September 12th is the designated day to celebrate the achievements of the Ukrainian cinema. This is why on Saturday, last week, the 8 ½ movie theater opened its screens to a free showing of the historical epic, ‘Ivan Syla’. The special feature of this event was that it was meant specially for hearing-impaired children, who came mostly accompanied by their parents, and were aided by a professional sign language interpreter during the viewing.
No doubt, holding the unusual and fun event is a generous gesture on behalf of 8 ½, implemented in the framework of the ‘Best Movies for the Best Spectator’ program. However, for those professionally or personally involved in helping deaf children, the event is more likely to evoke a bitter, knowing smile.
To put it simply, deaf and hard-of-hearing children in the whole of Ukraine, including Kharkiv, are not getting the care that they need from the state, or the support they used to be getting. The 2015 state budget had its sections on provision of hearing aids and cochlear implants dramatically cut. And while hearing aids, which compensate for mild to moderate hearing loss, may be borderline affordable for Ukrainian families, cochlear implants, which treat severe to profound hearing loss and deafness, are out of bounds for all but the wealthiest. As a result, the vast majority of the roughly 200 babies born annually with little or no hearing across the country are at risk of staying deaf, and lagging behind catastrophically on speech and language development as well as social skills.
Therapy and rehabilitation for the deaf and people with other disabilities is an issue that is bound to gain more and more momentum as the national government concentrates on urgent issues.

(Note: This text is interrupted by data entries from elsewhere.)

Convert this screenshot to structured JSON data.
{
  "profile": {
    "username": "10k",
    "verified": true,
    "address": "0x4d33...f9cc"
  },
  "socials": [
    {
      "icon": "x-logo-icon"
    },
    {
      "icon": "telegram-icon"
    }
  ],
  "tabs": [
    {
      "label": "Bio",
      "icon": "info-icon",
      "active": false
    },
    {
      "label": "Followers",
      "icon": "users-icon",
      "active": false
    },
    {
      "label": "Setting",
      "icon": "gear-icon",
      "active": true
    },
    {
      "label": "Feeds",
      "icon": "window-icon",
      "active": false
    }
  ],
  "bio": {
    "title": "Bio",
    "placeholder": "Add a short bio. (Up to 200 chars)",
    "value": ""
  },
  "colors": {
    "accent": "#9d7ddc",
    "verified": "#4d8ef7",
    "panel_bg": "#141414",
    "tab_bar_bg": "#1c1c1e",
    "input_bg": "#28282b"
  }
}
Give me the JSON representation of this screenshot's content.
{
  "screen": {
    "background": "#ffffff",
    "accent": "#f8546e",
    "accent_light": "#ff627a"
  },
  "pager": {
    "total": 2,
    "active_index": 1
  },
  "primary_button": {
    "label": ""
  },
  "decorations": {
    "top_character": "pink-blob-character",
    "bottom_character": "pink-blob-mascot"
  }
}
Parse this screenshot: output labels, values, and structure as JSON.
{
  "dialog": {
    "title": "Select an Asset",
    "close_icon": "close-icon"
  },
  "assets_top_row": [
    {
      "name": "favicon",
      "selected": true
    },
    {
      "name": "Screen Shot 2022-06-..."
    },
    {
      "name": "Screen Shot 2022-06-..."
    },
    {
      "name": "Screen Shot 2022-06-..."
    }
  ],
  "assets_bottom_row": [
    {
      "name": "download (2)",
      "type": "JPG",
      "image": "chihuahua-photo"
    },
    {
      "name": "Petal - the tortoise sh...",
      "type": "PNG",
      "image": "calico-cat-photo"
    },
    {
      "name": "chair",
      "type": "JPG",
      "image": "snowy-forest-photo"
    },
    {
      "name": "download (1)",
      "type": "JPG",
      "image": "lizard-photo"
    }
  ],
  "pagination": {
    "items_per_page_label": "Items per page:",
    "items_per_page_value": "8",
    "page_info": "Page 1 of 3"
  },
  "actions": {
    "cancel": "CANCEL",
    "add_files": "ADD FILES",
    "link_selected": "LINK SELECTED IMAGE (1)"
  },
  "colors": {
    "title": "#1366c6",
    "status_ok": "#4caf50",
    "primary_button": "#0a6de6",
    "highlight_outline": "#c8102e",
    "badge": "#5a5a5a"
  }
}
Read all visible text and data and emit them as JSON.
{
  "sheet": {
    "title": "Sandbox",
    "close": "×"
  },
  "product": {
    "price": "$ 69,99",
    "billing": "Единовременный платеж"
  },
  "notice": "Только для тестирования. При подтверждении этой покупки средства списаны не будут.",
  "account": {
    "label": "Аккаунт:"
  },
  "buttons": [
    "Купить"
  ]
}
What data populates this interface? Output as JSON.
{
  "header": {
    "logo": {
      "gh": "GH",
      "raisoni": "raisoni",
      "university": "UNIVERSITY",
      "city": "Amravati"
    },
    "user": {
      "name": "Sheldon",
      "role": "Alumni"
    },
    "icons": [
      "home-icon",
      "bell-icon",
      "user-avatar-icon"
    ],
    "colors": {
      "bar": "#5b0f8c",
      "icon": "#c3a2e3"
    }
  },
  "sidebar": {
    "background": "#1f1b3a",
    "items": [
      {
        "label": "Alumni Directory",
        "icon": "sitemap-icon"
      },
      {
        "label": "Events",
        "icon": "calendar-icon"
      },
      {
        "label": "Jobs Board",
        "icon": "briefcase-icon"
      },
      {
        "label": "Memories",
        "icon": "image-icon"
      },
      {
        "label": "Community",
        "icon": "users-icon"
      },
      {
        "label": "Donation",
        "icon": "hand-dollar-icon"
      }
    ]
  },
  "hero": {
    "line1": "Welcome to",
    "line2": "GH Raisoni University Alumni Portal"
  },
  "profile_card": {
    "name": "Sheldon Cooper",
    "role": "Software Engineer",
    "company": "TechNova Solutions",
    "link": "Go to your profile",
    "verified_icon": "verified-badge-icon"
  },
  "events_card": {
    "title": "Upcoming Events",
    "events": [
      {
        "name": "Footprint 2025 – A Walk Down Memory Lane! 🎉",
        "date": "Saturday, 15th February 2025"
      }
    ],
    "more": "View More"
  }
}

A change of priorities must happen soon if we want to avoid far-reaching, and severely negative, effects both on people and on the state healthcare system’s resources in the future.